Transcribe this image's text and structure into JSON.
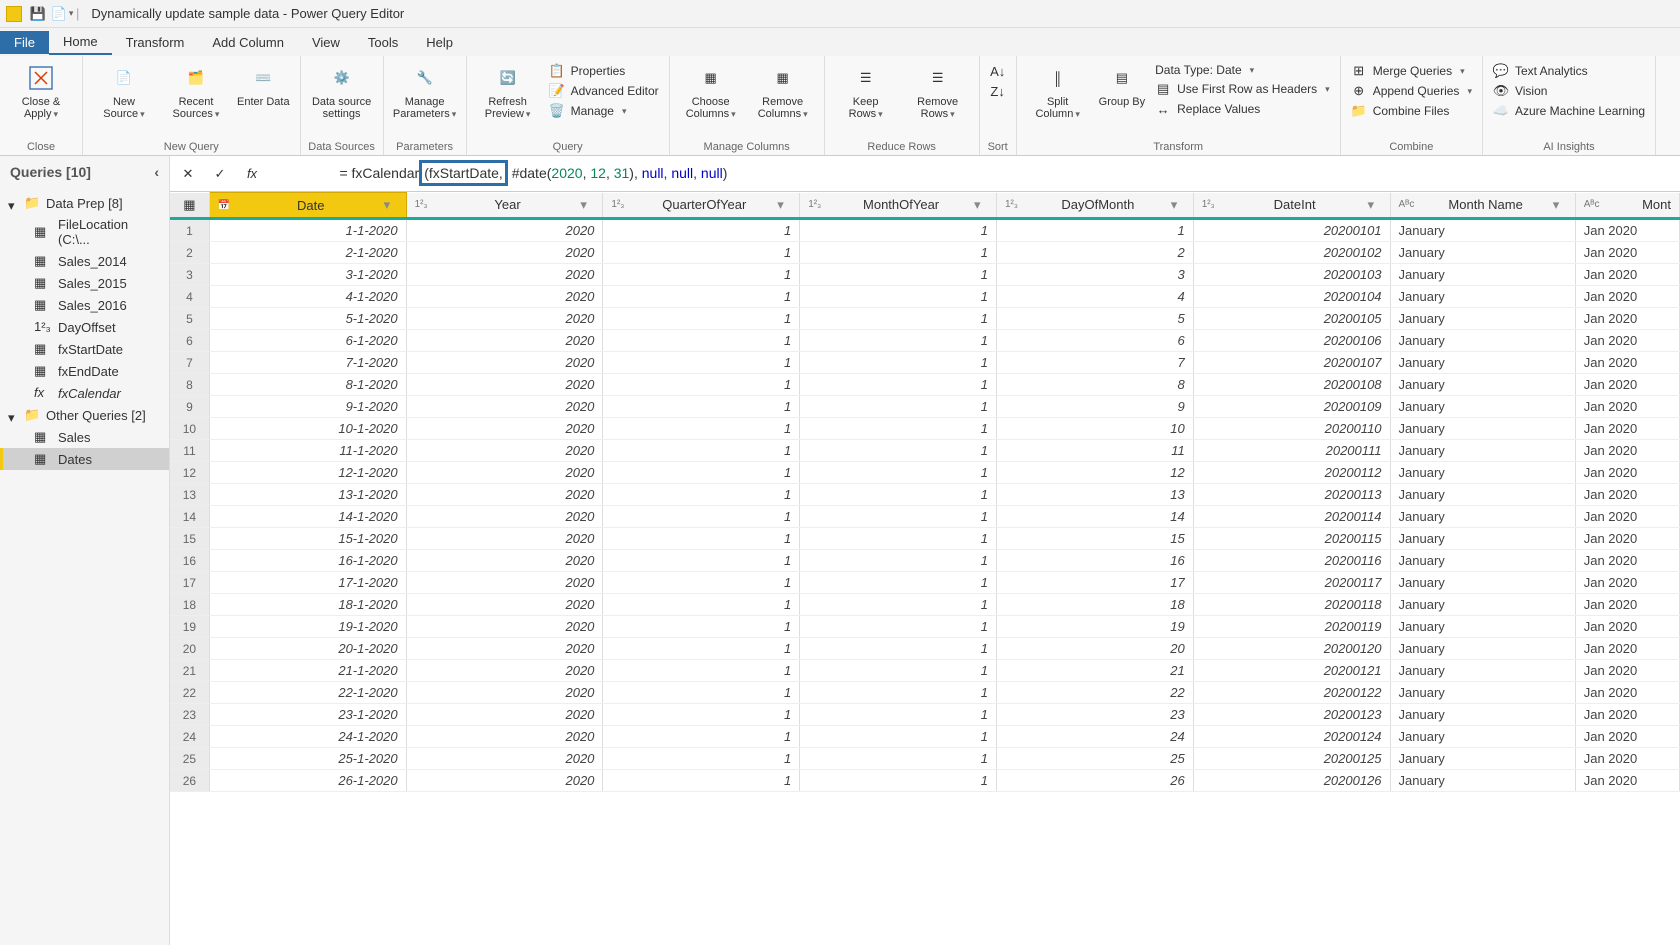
{
  "window": {
    "title": "Dynamically update sample data - Power Query Editor"
  },
  "menu": {
    "file": "File",
    "home": "Home",
    "transform": "Transform",
    "add": "Add Column",
    "view": "View",
    "tools": "Tools",
    "help": "Help"
  },
  "ribbon": {
    "close": {
      "label": "Close &\nApply",
      "group": "Close"
    },
    "new_query_group": "New Query",
    "new_src": "New\nSource",
    "recent": "Recent\nSources",
    "enter": "Enter\nData",
    "data_sources_group": "Data Sources",
    "ds": "Data source\nsettings",
    "params_group": "Parameters",
    "params": "Manage\nParameters",
    "query_group": "Query",
    "refresh": "Refresh\nPreview",
    "props": "Properties",
    "adv": "Advanced Editor",
    "manage": "Manage",
    "mc_group": "Manage Columns",
    "choose": "Choose\nColumns",
    "removec": "Remove\nColumns",
    "rr_group": "Reduce Rows",
    "keep": "Keep\nRows",
    "remover": "Remove\nRows",
    "sort_group": "Sort",
    "split": "Split\nColumn",
    "group": "Group\nBy",
    "transform_group": "Transform",
    "dtype": "Data Type: Date",
    "headers": "Use First Row as Headers",
    "replace": "Replace Values",
    "combine_group": "Combine",
    "merge": "Merge Queries",
    "append": "Append Queries",
    "cfiles": "Combine Files",
    "ai_group": "AI Insights",
    "text": "Text Analytics",
    "vision": "Vision",
    "azure": "Azure Machine Learning"
  },
  "sidebar": {
    "title": "Queries [10]",
    "folder1": "Data Prep [8]",
    "items1": [
      "FileLocation (C:\\...",
      "Sales_2014",
      "Sales_2015",
      "Sales_2016",
      "DayOffset",
      "fxStartDate",
      "fxEndDate",
      "fxCalendar"
    ],
    "folder2": "Other Queries [2]",
    "items2": [
      "Sales",
      "Dates"
    ]
  },
  "formula": {
    "pre": "= fxCalendar",
    "hl": "(fxStartDate,",
    "post1": " #date",
    "post2": "(",
    "n1": "2020",
    "c1": ", ",
    "n2": "12",
    "c2": ", ",
    "n3": "31",
    "post3": "), ",
    "k1": "null",
    "c3": ", ",
    "k2": "null",
    "c4": ", ",
    "k3": "null",
    "post4": ")"
  },
  "columns": [
    "Date",
    "Year",
    "QuarterOfYear",
    "MonthOfYear",
    "DayOfMonth",
    "DateInt",
    "Month Name",
    "Mont"
  ],
  "coltypes": [
    "📅",
    "1²₃",
    "1²₃",
    "1²₃",
    "1²₃",
    "1²₃",
    "Aᴮc",
    "Aᴮc"
  ],
  "rows": [
    {
      "n": 1,
      "d": "1-1-2020",
      "y": "2020",
      "q": "1",
      "m": "1",
      "dm": "1",
      "di": "20200101",
      "mn": "January",
      "mon": "Jan 2020"
    },
    {
      "n": 2,
      "d": "2-1-2020",
      "y": "2020",
      "q": "1",
      "m": "1",
      "dm": "2",
      "di": "20200102",
      "mn": "January",
      "mon": "Jan 2020"
    },
    {
      "n": 3,
      "d": "3-1-2020",
      "y": "2020",
      "q": "1",
      "m": "1",
      "dm": "3",
      "di": "20200103",
      "mn": "January",
      "mon": "Jan 2020"
    },
    {
      "n": 4,
      "d": "4-1-2020",
      "y": "2020",
      "q": "1",
      "m": "1",
      "dm": "4",
      "di": "20200104",
      "mn": "January",
      "mon": "Jan 2020"
    },
    {
      "n": 5,
      "d": "5-1-2020",
      "y": "2020",
      "q": "1",
      "m": "1",
      "dm": "5",
      "di": "20200105",
      "mn": "January",
      "mon": "Jan 2020"
    },
    {
      "n": 6,
      "d": "6-1-2020",
      "y": "2020",
      "q": "1",
      "m": "1",
      "dm": "6",
      "di": "20200106",
      "mn": "January",
      "mon": "Jan 2020"
    },
    {
      "n": 7,
      "d": "7-1-2020",
      "y": "2020",
      "q": "1",
      "m": "1",
      "dm": "7",
      "di": "20200107",
      "mn": "January",
      "mon": "Jan 2020"
    },
    {
      "n": 8,
      "d": "8-1-2020",
      "y": "2020",
      "q": "1",
      "m": "1",
      "dm": "8",
      "di": "20200108",
      "mn": "January",
      "mon": "Jan 2020"
    },
    {
      "n": 9,
      "d": "9-1-2020",
      "y": "2020",
      "q": "1",
      "m": "1",
      "dm": "9",
      "di": "20200109",
      "mn": "January",
      "mon": "Jan 2020"
    },
    {
      "n": 10,
      "d": "10-1-2020",
      "y": "2020",
      "q": "1",
      "m": "1",
      "dm": "10",
      "di": "20200110",
      "mn": "January",
      "mon": "Jan 2020"
    },
    {
      "n": 11,
      "d": "11-1-2020",
      "y": "2020",
      "q": "1",
      "m": "1",
      "dm": "11",
      "di": "20200111",
      "mn": "January",
      "mon": "Jan 2020"
    },
    {
      "n": 12,
      "d": "12-1-2020",
      "y": "2020",
      "q": "1",
      "m": "1",
      "dm": "12",
      "di": "20200112",
      "mn": "January",
      "mon": "Jan 2020"
    },
    {
      "n": 13,
      "d": "13-1-2020",
      "y": "2020",
      "q": "1",
      "m": "1",
      "dm": "13",
      "di": "20200113",
      "mn": "January",
      "mon": "Jan 2020"
    },
    {
      "n": 14,
      "d": "14-1-2020",
      "y": "2020",
      "q": "1",
      "m": "1",
      "dm": "14",
      "di": "20200114",
      "mn": "January",
      "mon": "Jan 2020"
    },
    {
      "n": 15,
      "d": "15-1-2020",
      "y": "2020",
      "q": "1",
      "m": "1",
      "dm": "15",
      "di": "20200115",
      "mn": "January",
      "mon": "Jan 2020"
    },
    {
      "n": 16,
      "d": "16-1-2020",
      "y": "2020",
      "q": "1",
      "m": "1",
      "dm": "16",
      "di": "20200116",
      "mn": "January",
      "mon": "Jan 2020"
    },
    {
      "n": 17,
      "d": "17-1-2020",
      "y": "2020",
      "q": "1",
      "m": "1",
      "dm": "17",
      "di": "20200117",
      "mn": "January",
      "mon": "Jan 2020"
    },
    {
      "n": 18,
      "d": "18-1-2020",
      "y": "2020",
      "q": "1",
      "m": "1",
      "dm": "18",
      "di": "20200118",
      "mn": "January",
      "mon": "Jan 2020"
    },
    {
      "n": 19,
      "d": "19-1-2020",
      "y": "2020",
      "q": "1",
      "m": "1",
      "dm": "19",
      "di": "20200119",
      "mn": "January",
      "mon": "Jan 2020"
    },
    {
      "n": 20,
      "d": "20-1-2020",
      "y": "2020",
      "q": "1",
      "m": "1",
      "dm": "20",
      "di": "20200120",
      "mn": "January",
      "mon": "Jan 2020"
    },
    {
      "n": 21,
      "d": "21-1-2020",
      "y": "2020",
      "q": "1",
      "m": "1",
      "dm": "21",
      "di": "20200121",
      "mn": "January",
      "mon": "Jan 2020"
    },
    {
      "n": 22,
      "d": "22-1-2020",
      "y": "2020",
      "q": "1",
      "m": "1",
      "dm": "22",
      "di": "20200122",
      "mn": "January",
      "mon": "Jan 2020"
    },
    {
      "n": 23,
      "d": "23-1-2020",
      "y": "2020",
      "q": "1",
      "m": "1",
      "dm": "23",
      "di": "20200123",
      "mn": "January",
      "mon": "Jan 2020"
    },
    {
      "n": 24,
      "d": "24-1-2020",
      "y": "2020",
      "q": "1",
      "m": "1",
      "dm": "24",
      "di": "20200124",
      "mn": "January",
      "mon": "Jan 2020"
    },
    {
      "n": 25,
      "d": "25-1-2020",
      "y": "2020",
      "q": "1",
      "m": "1",
      "dm": "25",
      "di": "20200125",
      "mn": "January",
      "mon": "Jan 2020"
    },
    {
      "n": 26,
      "d": "26-1-2020",
      "y": "2020",
      "q": "1",
      "m": "1",
      "dm": "26",
      "di": "20200126",
      "mn": "January",
      "mon": "Jan 2020"
    }
  ]
}
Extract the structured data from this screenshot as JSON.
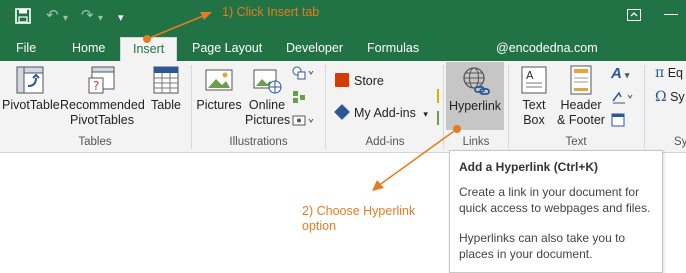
{
  "quick_access": {
    "icons": [
      "save-icon",
      "undo-icon",
      "redo-icon",
      "customize-qat-icon"
    ],
    "undo_glyph": "↶",
    "redo_glyph": "↷",
    "more_glyph": "▾"
  },
  "title_bar": {
    "restore_glyph": "⧉",
    "minimize_glyph": "—"
  },
  "annotations": {
    "step1": "1) Click Insert tab",
    "step2_line1": "2) Choose Hyperlink",
    "step2_line2": "option"
  },
  "tabs": [
    "File",
    "Home",
    "Insert",
    "Page Layout",
    "Developer",
    "Formulas"
  ],
  "active_tab": "Insert",
  "account_email": "@encodedna.com",
  "ribbon": {
    "groups": {
      "tables": "Tables",
      "illustrations": "Illustrations",
      "addins": "Add-ins",
      "links": "Links",
      "text": "Text"
    },
    "pivottable": "PivotTable",
    "recommended_line1": "Recommended",
    "recommended_line2": "PivotTables",
    "table": "Table",
    "pictures": "Pictures",
    "online_line1": "Online",
    "online_line2": "Pictures",
    "store": "Store",
    "my_addins": "My Add-ins",
    "hyperlink": "Hyperlink",
    "textbox_line1": "Text",
    "textbox_line2": "Box",
    "hf_line1": "Header",
    "hf_line2": "& Footer",
    "equation_partial": "Eq",
    "symbol_partial": "Sy",
    "sym_group_partial": "Sy"
  },
  "tooltip": {
    "title": "Add a Hyperlink (Ctrl+K)",
    "p1_line1": "Create a link in your document for",
    "p1_line2": "quick access to webpages and files.",
    "p2_line1": "Hyperlinks can also take you to",
    "p2_line2": "places in your document."
  },
  "colors": {
    "excel_green": "#217346",
    "annotation_orange": "#e47c22",
    "ribbon_bg": "#f3f3f3"
  }
}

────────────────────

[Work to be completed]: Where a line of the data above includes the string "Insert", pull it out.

[Your response]:
    "step1": "1) Click Insert tab",
    "Insert",
  "active_tab": "Insert",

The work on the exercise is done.